Project title: Dark Skies Outreach to Sub-Saharan Africa, USA/Africa
Project leader: Dr. Connie Walker
The GLOBE at Night program, hosted by the U.S. National Optical Astronomy Observatory (NOAO), is an international citizen-science campaign to raise public awareness of the impact of light pollution. The worldwide campaign invites citizen- scientists to record the brightness of the night sky by visually matching the appearance of a constellation like Orion with star maps of progressively fainter stars or using meters to obtain more precise measurements. Measurements are submitted to a central website by paper, computer, or smart phone. From these data an interactive map of all worldwide observations is created. Every year, NOAO is adding more opportunities for participation by providing campaigns at different times of year and creating Web applications in different languages for smart phones. Over the past 7 years of 10-day campaigns, people in 115 countries have contributed over 83,000 measurements, making GLOBE at Night the most successful, light pollution citizen-science campaign to date. (See www.globeatnight.org for more information.) Sub-Saharan African countries have been dramatically under-represented in Globe at Night campaigns. The proposed effort will help address the lack of public dark sky awareness in these regions and, more importantly, tap into the inherent wonder of the night sky shared by all cultures to increase science awareness within these populations.

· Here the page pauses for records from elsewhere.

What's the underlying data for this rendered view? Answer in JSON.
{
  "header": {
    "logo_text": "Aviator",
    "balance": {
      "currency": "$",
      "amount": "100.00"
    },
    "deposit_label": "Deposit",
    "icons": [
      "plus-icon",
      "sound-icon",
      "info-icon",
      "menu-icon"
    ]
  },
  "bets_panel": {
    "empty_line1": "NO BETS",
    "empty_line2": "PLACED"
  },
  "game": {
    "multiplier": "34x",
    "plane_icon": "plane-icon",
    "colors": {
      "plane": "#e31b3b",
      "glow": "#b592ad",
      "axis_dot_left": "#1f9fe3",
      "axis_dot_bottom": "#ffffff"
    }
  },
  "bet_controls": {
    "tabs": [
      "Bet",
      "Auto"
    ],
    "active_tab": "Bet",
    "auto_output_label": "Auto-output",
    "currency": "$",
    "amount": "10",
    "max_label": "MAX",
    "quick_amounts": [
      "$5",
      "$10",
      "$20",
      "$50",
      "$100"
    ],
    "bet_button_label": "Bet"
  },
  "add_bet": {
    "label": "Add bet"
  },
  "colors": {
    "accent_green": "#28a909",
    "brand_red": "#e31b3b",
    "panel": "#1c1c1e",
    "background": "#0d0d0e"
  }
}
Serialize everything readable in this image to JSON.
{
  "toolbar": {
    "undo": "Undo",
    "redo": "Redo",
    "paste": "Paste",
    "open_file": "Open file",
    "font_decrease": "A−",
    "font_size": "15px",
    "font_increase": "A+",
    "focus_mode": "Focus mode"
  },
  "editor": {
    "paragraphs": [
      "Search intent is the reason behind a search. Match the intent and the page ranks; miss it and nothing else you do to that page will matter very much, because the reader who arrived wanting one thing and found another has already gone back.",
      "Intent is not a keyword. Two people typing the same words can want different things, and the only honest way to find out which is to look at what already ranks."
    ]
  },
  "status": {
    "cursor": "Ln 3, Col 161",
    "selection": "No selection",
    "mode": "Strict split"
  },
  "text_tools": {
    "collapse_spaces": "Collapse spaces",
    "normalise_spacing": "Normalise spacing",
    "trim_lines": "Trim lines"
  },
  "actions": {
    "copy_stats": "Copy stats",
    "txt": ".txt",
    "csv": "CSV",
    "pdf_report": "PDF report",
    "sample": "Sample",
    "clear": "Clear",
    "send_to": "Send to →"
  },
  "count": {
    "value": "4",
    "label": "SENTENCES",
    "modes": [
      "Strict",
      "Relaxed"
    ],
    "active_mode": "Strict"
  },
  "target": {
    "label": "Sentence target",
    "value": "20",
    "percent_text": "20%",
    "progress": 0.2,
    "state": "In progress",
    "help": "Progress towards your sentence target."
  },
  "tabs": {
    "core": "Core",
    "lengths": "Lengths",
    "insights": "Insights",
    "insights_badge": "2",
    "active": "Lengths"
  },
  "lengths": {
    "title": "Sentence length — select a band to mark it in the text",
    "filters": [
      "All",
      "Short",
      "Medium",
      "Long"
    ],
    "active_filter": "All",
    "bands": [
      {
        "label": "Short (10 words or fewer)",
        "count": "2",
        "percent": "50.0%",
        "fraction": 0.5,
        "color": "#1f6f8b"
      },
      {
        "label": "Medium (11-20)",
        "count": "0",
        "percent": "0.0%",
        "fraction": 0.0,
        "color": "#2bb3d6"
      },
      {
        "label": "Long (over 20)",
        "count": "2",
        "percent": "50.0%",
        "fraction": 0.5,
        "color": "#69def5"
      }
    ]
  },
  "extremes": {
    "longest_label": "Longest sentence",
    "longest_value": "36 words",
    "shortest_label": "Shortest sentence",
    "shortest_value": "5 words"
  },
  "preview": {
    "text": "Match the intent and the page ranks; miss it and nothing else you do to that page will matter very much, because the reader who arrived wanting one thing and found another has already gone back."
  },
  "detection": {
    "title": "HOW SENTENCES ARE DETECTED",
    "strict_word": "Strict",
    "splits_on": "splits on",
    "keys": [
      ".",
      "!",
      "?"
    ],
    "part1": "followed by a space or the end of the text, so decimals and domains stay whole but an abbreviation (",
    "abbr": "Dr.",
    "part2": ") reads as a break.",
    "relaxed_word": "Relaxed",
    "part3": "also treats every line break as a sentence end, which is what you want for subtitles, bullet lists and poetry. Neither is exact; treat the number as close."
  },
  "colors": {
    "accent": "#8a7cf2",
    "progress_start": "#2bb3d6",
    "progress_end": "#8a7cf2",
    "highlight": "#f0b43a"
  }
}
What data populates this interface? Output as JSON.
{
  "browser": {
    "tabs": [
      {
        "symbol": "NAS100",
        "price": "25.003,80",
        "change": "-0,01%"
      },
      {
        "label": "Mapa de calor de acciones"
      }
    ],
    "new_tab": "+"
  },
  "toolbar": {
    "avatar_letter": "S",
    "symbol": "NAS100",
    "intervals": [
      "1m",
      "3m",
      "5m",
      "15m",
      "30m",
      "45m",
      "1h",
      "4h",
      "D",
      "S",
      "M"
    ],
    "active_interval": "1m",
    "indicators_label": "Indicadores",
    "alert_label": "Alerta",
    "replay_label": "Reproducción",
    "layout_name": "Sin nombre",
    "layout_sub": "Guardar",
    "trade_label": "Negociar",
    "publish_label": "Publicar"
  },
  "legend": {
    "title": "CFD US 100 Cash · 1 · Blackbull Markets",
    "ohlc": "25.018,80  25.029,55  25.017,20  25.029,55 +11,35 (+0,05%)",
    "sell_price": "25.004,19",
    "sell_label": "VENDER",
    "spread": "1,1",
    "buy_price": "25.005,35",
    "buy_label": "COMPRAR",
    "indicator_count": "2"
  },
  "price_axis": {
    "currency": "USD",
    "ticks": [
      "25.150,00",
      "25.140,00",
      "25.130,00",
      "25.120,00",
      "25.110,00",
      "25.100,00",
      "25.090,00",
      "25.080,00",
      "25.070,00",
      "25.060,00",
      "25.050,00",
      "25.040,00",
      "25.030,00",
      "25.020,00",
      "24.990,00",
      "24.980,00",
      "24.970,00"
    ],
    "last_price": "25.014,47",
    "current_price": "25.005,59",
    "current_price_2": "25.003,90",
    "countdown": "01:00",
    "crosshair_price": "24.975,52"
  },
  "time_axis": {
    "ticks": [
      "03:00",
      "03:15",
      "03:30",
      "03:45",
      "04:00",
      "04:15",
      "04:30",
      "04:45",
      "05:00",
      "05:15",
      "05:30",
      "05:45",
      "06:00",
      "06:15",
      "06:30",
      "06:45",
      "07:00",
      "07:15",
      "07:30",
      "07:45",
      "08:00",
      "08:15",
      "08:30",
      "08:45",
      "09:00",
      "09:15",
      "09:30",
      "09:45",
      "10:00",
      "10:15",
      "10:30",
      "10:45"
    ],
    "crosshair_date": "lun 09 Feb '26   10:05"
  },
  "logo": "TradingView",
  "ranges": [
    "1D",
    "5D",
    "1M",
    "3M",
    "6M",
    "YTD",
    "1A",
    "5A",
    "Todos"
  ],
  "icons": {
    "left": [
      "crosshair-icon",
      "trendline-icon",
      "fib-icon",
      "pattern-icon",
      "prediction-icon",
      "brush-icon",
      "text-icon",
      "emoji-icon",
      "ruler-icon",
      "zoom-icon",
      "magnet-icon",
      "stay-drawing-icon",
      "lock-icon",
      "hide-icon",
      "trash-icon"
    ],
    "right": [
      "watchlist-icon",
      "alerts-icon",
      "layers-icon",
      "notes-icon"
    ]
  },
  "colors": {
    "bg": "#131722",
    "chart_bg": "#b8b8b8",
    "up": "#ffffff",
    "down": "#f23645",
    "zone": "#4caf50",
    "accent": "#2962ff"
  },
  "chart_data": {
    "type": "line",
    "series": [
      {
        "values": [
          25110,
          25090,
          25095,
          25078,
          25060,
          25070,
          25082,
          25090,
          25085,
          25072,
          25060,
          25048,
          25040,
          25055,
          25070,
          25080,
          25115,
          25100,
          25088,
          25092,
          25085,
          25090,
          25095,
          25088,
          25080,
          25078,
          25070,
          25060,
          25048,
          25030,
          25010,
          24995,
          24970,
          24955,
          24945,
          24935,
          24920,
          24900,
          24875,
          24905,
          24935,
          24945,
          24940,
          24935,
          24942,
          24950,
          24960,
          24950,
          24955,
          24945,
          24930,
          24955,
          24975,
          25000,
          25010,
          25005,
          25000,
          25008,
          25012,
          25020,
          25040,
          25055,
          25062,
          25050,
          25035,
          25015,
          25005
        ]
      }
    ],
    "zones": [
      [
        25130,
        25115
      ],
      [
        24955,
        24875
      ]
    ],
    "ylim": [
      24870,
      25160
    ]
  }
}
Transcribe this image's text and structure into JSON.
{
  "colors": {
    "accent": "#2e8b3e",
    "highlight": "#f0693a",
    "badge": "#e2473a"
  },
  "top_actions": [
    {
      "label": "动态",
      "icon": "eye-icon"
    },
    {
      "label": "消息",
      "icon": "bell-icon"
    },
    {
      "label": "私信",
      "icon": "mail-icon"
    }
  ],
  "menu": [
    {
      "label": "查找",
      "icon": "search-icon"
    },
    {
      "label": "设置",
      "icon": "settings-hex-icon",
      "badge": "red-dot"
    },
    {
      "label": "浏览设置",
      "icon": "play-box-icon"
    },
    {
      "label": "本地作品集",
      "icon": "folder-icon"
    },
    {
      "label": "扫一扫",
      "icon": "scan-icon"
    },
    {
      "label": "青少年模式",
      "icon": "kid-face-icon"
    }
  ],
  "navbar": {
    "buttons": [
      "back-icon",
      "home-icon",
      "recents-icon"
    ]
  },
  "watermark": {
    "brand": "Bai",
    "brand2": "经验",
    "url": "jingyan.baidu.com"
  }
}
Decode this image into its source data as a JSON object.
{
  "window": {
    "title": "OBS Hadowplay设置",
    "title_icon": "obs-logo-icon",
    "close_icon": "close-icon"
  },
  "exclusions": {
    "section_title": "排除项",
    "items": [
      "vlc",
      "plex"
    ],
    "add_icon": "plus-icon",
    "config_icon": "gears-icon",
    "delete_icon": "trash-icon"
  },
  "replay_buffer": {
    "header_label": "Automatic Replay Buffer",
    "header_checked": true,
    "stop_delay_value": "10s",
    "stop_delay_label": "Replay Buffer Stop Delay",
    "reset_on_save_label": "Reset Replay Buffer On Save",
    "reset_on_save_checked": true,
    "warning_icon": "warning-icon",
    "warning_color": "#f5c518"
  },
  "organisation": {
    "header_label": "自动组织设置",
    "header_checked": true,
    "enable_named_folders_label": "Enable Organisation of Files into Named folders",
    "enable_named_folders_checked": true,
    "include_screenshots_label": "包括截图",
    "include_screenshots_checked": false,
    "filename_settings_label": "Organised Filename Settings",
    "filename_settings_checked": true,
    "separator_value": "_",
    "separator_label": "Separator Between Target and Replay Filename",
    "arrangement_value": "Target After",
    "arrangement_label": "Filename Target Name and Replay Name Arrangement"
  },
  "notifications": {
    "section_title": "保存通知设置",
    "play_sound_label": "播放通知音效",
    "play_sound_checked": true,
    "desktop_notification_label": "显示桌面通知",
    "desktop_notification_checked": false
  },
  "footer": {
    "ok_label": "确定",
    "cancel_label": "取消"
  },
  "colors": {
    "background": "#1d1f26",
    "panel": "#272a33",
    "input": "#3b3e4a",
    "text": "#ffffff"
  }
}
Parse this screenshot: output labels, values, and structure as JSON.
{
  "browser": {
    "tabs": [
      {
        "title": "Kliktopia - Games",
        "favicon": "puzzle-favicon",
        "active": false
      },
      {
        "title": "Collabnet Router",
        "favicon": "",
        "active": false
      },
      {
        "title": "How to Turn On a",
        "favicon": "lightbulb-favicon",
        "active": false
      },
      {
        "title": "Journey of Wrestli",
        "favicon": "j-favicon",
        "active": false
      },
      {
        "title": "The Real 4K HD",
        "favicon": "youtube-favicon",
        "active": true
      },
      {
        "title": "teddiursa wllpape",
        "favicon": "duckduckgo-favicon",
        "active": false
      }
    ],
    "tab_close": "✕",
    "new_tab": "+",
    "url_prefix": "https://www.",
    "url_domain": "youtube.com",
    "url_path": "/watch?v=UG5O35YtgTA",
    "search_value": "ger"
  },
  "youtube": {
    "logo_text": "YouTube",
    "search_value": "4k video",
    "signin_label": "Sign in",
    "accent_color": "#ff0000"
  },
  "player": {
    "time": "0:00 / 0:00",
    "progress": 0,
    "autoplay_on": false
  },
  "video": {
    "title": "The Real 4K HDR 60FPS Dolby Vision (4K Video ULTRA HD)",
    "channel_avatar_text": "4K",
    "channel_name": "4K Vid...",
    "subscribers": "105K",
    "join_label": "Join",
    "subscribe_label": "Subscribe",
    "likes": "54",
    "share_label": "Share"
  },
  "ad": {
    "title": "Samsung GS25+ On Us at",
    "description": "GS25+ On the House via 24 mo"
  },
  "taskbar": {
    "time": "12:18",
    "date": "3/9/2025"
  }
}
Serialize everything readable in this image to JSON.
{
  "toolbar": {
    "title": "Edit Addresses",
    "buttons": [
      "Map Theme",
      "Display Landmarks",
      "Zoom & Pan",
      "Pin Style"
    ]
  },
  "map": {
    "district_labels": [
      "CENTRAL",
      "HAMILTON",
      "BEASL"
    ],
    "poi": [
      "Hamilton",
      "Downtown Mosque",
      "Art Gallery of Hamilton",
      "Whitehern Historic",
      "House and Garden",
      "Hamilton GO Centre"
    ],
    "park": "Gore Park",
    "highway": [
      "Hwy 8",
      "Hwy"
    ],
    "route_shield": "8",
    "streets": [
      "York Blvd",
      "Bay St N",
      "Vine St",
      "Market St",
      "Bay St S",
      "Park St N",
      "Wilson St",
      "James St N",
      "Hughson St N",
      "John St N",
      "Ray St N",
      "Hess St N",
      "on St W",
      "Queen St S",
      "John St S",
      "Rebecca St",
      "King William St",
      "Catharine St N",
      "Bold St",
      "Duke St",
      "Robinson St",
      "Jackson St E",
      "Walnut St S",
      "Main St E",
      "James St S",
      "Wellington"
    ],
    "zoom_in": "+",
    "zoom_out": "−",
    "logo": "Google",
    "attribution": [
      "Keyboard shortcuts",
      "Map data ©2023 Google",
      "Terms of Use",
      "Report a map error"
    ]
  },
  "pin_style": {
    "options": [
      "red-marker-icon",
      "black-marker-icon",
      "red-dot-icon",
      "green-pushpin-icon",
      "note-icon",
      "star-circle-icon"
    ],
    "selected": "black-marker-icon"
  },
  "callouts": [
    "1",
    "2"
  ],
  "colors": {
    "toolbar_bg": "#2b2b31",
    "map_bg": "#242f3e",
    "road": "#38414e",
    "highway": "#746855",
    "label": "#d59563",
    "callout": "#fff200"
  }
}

To provide foundational activities for GLOBE at Night, NOAO developed the Dark Skies Rangers program during the International Year of Astronomy (2009). Dark Skies Rangers is a set of environmental/astronomy-based lesson plans for grades 3 through 12 that help students learn the importance of maintaining dark skies. The EPO group’s expertise in developing teaching kits and instructional materials for schools, museums, and after- school programs helped create the suite of well-tested and evaluated hands-on, minds-on activities. The activities have children building star-brightness “readers,” creating glow- in-the-dark tracings to visualize constellations, and role-playing confused sea turtles. They also create a model city with shielded lights to stop upward light, examine different kinds of bulbs for energy efficiency, and perform an outdoor lighting audit of their school or neighborhood. (See www.globeatnight.org/dsr/ for more information.)
The proposed program includes an innovative series of Skype sessions for educators and students, a website for exchanges of ideas and student posters, a list-serve, well-vetted kits, an novel twinning program for additional Sky Quality Meters, and participation in the GLOBE at Night campaign.